RECORDS FOR THE EXERCISE section start

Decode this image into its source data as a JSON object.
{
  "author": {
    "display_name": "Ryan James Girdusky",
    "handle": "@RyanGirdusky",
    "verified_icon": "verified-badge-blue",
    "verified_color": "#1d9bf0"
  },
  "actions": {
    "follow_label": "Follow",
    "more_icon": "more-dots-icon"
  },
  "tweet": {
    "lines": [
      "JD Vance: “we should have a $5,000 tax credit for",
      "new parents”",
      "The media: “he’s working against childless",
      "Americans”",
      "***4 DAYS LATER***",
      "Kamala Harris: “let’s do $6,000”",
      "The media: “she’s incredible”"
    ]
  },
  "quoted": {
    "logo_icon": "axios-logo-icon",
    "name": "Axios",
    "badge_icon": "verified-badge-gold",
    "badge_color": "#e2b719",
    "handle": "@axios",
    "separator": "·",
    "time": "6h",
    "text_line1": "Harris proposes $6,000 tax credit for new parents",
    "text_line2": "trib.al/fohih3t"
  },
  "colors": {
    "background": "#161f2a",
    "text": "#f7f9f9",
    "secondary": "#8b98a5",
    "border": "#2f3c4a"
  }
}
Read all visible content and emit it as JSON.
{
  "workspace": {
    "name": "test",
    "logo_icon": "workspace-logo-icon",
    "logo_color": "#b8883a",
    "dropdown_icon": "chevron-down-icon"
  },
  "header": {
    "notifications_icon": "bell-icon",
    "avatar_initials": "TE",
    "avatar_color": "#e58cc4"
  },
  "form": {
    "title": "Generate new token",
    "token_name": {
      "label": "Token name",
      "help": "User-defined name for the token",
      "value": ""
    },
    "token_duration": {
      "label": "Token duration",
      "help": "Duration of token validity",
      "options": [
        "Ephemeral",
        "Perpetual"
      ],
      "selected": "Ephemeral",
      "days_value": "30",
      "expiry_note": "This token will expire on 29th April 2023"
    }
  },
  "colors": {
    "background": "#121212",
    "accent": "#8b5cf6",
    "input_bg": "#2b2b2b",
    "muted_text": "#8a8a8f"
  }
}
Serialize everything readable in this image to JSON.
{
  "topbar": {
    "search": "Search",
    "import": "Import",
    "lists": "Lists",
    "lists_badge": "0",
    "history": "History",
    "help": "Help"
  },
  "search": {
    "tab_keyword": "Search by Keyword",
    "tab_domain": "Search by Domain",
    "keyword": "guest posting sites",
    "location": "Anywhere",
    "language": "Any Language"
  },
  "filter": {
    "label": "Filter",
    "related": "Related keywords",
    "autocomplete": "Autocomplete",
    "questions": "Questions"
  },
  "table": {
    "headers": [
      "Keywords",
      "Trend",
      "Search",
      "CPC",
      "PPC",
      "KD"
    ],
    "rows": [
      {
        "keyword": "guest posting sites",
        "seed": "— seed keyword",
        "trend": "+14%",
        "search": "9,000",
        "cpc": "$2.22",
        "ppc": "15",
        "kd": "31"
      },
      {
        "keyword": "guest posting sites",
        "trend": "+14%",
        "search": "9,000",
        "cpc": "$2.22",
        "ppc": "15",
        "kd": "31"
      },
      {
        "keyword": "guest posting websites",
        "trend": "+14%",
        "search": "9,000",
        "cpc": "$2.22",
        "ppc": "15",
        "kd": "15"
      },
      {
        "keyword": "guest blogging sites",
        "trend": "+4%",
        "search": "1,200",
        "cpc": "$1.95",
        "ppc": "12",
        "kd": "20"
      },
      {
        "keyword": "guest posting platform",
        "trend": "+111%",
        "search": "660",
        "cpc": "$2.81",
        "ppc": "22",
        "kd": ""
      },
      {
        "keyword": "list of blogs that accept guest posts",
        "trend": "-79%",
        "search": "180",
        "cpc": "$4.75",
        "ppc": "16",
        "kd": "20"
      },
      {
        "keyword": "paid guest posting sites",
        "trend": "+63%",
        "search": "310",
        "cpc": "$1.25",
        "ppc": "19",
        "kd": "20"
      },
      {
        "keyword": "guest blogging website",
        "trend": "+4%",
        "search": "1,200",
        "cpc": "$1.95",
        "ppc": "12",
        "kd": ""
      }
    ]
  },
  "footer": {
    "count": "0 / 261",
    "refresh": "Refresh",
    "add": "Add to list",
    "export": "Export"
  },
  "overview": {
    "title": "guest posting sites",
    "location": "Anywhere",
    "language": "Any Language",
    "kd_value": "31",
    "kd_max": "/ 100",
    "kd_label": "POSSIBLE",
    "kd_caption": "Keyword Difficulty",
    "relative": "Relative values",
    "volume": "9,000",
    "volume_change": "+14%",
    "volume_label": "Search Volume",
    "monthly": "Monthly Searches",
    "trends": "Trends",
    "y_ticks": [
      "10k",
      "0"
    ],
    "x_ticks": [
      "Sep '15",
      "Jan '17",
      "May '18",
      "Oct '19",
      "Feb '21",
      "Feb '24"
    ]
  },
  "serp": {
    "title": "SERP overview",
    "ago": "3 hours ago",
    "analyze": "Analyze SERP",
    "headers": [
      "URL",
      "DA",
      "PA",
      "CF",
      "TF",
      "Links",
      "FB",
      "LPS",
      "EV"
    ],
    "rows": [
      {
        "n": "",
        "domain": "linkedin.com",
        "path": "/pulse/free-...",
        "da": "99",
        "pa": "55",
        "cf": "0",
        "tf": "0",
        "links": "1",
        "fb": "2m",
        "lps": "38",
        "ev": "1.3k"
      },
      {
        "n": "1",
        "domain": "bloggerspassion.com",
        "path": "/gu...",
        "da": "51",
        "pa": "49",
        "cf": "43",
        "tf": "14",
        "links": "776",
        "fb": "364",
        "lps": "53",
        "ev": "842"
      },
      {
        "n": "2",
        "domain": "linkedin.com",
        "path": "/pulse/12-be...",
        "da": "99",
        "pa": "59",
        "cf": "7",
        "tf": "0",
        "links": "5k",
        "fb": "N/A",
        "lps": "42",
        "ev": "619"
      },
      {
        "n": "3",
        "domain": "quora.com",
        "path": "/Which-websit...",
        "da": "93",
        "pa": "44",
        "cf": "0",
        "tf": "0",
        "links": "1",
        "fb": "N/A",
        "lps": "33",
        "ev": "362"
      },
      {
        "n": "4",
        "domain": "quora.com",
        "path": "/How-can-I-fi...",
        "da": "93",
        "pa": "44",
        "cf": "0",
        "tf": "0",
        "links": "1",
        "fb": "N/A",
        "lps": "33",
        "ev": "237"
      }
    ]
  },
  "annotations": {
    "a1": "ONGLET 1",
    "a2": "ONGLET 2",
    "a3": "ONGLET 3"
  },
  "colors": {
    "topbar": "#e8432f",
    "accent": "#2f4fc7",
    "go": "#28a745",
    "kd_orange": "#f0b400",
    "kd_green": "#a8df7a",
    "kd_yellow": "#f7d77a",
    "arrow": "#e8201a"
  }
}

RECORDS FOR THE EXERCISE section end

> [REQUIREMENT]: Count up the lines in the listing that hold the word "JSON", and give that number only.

> [ANSWER TO THE PROBLEM]: 3